▸ **TASK BRIEF**:
An exact reproduction of all entries is required.

▸ **RAW DATA**:
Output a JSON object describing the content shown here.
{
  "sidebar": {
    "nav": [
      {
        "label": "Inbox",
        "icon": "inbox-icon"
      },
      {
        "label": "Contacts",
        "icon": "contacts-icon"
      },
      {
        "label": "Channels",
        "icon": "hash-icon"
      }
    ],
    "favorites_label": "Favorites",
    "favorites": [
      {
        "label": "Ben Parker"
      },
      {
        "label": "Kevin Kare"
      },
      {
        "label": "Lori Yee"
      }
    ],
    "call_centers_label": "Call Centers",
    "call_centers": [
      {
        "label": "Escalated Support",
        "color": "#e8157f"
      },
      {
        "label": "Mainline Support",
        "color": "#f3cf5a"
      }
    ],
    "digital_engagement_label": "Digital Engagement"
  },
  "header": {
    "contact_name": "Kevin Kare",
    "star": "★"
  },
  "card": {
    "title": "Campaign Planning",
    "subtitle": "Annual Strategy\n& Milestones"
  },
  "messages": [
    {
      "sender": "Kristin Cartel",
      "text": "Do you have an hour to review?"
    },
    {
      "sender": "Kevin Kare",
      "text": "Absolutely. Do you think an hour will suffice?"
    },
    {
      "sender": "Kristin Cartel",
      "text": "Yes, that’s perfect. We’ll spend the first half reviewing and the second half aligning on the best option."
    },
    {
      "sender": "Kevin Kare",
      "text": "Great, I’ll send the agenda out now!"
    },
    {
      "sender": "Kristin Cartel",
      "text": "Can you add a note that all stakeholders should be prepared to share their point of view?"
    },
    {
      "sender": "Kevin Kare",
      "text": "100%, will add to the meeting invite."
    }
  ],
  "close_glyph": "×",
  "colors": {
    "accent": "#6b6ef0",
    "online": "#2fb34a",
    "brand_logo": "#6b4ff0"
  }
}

▸ **ANSWER FOR THE TASK**:
Output a JSON object describing the content shown here.
{
  "sidebar": {
    "nav": [
      {
        "label": "Inbox",
        "icon": "inbox-icon"
      },
      {
        "label": "Contacts",
        "icon": "contacts-icon"
      },
      {
        "label": "Channels",
        "icon": "hash-icon"
      }
    ],
    "favorites_label": "Favorites",
    "favorites": [
      {
        "label": "Ben Parker"
      },
      {
        "label": "Kevin Kare"
      },
      {
        "label": "Lori Yee"
      }
    ],
    "call_centers_label": "Call Centers",
    "call_centers": [
      {
        "label": "Escalated Support",
        "color": "#e8157f"
      },
      {
        "label": "Mainline Support",
        "color": "#f3cf5a"
      }
    ],
    "digital_engagement_label": "Digital Engagement"
  },
  "header": {
    "contact_name": "Kevin Kare",
    "star": "★"
  },
  "card": {
    "title": "Campaign Planning",
    "subtitle": "Annual Strategy\n& Milestones"
  },
  "messages": [
    {
      "sender": "Kristin Cartel",
      "text": "Do you have an hour to review?"
    },
    {
      "sender": "Kevin Kare",
      "text": "Absolutely. Do you think an hour will suffice?"
    },
    {
      "sender": "Kristin Cartel",
      "text": "Yes, that’s perfect. We’ll spend the first half reviewing and the second half aligning on the best option."
    },
    {
      "sender": "Kevin Kare",
      "text": "Great, I’ll send the agenda out now!"
    },
    {
      "sender": "Kristin Cartel",
      "text": "Can you add a note that all stakeholders should be prepared to share their point of view?"
    },
    {
      "sender": "Kevin Kare",
      "text": "100%, will add to the meeting invite."
    }
  ],
  "close_glyph": "×",
  "colors": {
    "accent": "#6b6ef0",
    "online": "#2fb34a",
    "brand_logo": "#6b4ff0"
  }
}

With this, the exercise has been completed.